##### MATERIAL PROVIDED #####

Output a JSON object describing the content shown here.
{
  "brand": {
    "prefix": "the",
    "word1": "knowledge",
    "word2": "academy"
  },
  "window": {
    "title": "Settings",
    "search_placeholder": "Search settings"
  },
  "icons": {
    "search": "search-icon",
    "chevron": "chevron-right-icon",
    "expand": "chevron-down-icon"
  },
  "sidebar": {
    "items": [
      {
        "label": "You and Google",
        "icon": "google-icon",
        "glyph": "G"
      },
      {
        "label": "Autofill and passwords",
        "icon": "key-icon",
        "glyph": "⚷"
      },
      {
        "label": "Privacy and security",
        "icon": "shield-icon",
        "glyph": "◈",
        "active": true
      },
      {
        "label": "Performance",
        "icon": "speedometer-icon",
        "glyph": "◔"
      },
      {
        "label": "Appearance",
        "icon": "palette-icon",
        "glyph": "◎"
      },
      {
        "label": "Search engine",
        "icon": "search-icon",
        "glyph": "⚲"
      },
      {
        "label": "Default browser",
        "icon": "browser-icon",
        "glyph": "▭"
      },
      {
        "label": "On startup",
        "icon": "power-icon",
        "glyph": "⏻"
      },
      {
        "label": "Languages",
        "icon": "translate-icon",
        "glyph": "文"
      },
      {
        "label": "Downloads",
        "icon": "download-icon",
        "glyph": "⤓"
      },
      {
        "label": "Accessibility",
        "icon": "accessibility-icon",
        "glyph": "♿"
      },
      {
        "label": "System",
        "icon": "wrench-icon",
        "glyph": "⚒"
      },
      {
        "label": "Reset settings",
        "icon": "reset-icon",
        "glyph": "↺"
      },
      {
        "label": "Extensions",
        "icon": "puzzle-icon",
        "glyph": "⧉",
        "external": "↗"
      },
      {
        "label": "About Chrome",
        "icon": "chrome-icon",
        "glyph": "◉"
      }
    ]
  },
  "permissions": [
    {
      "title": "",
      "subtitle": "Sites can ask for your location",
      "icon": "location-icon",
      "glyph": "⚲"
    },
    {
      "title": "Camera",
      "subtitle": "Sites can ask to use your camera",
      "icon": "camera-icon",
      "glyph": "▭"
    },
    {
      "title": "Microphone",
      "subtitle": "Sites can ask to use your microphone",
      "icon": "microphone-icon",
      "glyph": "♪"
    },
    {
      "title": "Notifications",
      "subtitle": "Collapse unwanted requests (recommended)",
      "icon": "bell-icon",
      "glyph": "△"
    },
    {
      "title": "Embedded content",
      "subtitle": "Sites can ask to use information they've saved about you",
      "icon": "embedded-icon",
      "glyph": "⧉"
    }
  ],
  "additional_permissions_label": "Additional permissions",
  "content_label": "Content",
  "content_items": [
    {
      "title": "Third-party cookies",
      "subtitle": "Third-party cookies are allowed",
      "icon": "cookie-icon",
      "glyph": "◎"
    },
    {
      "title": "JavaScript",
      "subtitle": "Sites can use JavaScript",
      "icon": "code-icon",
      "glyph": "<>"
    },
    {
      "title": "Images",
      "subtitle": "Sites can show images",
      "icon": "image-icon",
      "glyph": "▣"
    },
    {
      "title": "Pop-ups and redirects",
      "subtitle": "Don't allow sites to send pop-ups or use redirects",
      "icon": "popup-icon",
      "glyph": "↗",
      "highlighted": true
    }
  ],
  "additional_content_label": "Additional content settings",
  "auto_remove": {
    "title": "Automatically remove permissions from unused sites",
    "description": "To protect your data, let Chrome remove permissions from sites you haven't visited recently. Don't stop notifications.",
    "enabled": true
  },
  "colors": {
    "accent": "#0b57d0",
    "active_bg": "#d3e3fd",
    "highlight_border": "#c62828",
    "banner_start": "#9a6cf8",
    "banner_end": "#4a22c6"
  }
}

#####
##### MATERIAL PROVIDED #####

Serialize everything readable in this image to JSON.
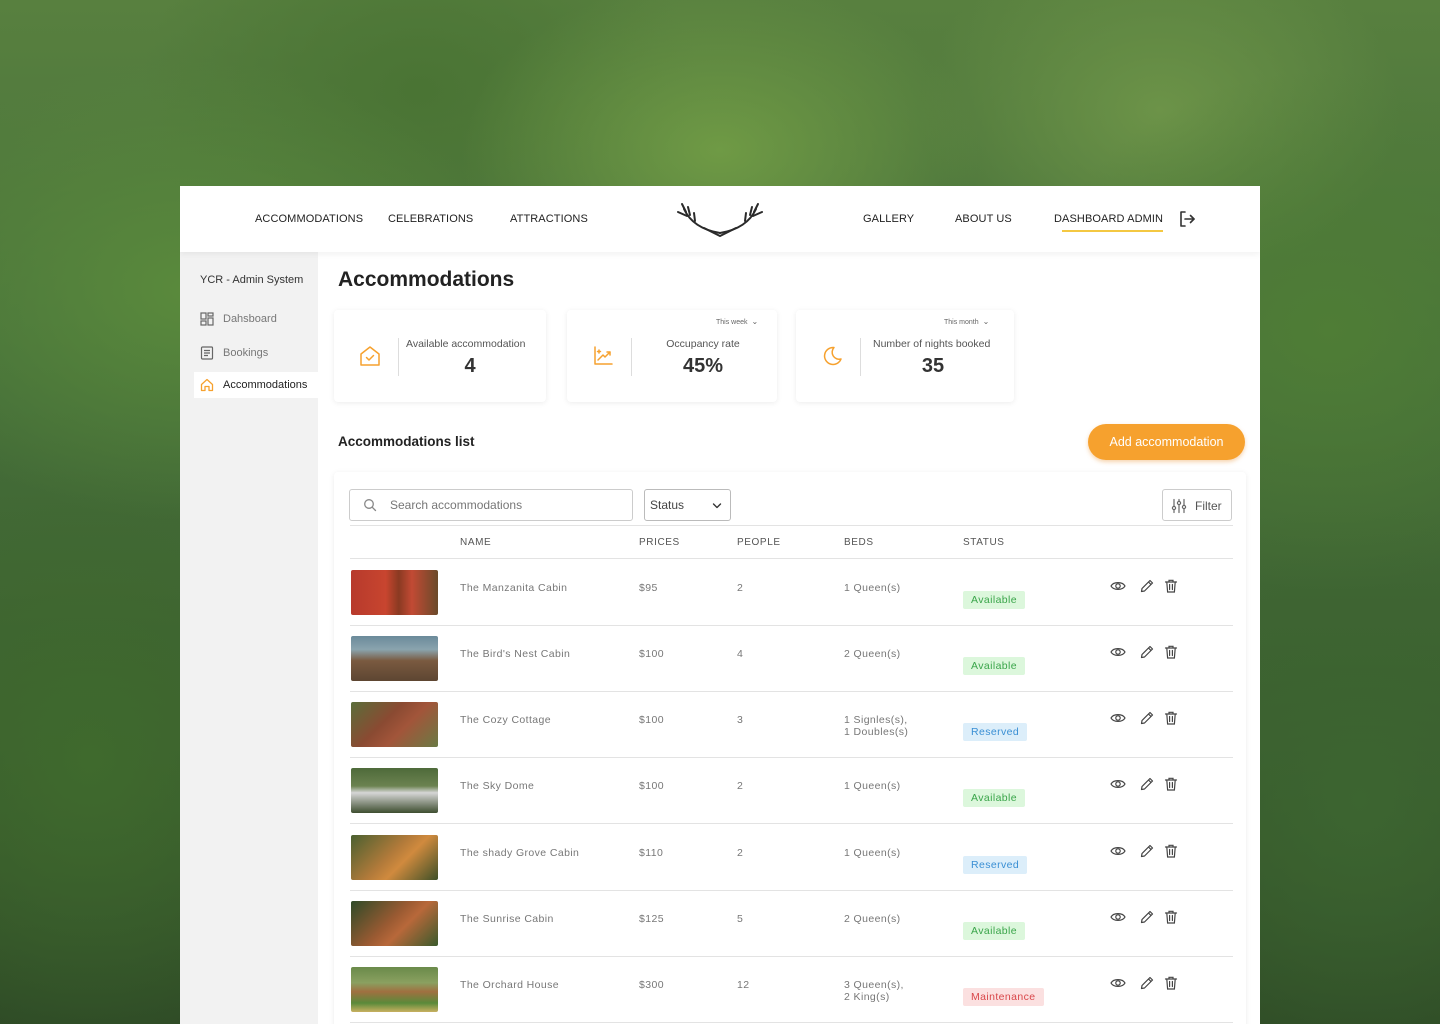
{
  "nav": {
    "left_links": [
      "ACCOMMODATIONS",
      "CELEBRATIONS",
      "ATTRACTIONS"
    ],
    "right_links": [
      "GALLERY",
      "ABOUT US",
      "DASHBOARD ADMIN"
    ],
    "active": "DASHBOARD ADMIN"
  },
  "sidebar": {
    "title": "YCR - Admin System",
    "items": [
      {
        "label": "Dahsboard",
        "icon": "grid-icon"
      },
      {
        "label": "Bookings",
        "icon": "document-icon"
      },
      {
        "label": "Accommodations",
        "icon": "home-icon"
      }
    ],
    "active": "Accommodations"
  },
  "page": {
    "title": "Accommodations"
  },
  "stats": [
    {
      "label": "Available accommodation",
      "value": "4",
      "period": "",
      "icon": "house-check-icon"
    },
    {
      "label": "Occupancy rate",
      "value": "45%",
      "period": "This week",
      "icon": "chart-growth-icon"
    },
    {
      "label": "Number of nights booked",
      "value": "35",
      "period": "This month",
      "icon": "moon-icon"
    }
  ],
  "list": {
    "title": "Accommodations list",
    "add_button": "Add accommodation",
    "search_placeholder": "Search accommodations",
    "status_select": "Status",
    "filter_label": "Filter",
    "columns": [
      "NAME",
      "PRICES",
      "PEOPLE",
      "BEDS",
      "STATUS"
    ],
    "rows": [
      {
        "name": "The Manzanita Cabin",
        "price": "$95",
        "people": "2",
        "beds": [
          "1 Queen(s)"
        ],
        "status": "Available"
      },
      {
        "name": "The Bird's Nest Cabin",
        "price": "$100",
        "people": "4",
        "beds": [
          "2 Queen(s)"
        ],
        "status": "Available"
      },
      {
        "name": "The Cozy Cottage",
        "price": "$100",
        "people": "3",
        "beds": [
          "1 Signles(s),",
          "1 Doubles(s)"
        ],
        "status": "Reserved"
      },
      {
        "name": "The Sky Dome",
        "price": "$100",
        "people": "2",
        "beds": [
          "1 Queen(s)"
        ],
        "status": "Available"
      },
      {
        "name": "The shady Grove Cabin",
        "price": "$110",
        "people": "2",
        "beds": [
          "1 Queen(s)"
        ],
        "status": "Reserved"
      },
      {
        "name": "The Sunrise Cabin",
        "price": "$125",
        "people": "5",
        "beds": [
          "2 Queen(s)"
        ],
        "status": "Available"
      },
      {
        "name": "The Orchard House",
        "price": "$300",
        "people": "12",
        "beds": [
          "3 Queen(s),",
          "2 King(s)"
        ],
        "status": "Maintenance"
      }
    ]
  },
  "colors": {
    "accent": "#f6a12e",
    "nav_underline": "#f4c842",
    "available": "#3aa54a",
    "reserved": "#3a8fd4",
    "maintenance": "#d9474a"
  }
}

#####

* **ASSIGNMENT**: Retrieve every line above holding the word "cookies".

* **TASK ANSWER**:
      "title": "Third-party cookies",
      "subtitle": "Third-party cookies are allowed",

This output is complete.